## What to do
Which lines of the entries below contain the string "screen"? Copy each one.

-=-=-=-=-

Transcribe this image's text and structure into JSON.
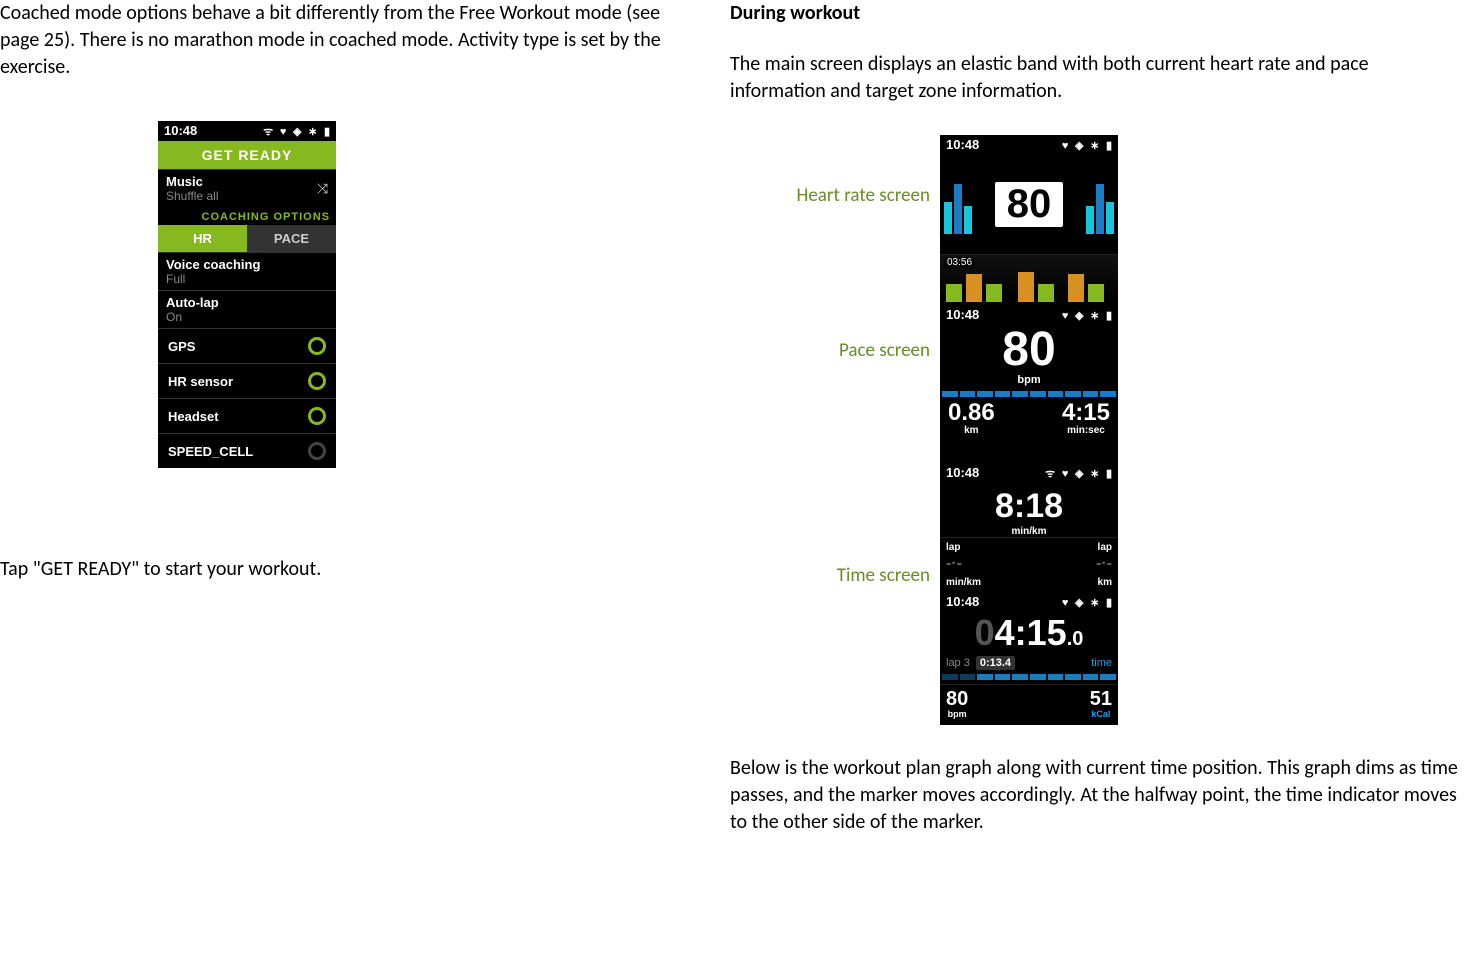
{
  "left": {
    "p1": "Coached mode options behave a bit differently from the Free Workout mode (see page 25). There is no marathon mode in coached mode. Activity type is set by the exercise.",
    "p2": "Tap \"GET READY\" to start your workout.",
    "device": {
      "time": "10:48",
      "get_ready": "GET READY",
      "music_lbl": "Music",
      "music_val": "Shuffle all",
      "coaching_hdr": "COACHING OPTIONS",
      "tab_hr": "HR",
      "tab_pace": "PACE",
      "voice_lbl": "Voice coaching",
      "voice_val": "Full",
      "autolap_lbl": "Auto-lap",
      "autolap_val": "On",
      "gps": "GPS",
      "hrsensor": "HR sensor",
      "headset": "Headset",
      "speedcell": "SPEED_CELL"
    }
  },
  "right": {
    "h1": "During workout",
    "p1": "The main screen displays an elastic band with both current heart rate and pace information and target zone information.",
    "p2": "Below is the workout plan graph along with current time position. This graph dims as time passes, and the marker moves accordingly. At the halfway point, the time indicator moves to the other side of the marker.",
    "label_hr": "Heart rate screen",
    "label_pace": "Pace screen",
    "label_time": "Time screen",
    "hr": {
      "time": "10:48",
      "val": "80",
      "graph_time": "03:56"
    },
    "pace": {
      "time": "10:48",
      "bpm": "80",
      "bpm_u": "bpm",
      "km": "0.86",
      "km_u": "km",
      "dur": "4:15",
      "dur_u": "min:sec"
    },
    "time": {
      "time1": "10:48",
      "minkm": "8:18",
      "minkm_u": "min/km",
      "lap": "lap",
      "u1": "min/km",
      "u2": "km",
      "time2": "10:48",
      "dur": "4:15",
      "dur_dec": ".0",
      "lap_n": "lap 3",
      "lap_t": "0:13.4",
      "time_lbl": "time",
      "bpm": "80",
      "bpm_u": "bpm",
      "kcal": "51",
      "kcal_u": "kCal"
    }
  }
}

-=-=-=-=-

## Solution
    "p1": "The main screen displays an elastic band with both current heart rate and pace information and target zone information.",
    "label_hr": "Heart rate screen",
    "label_pace": "Pace screen",
    "label_time": "Time screen",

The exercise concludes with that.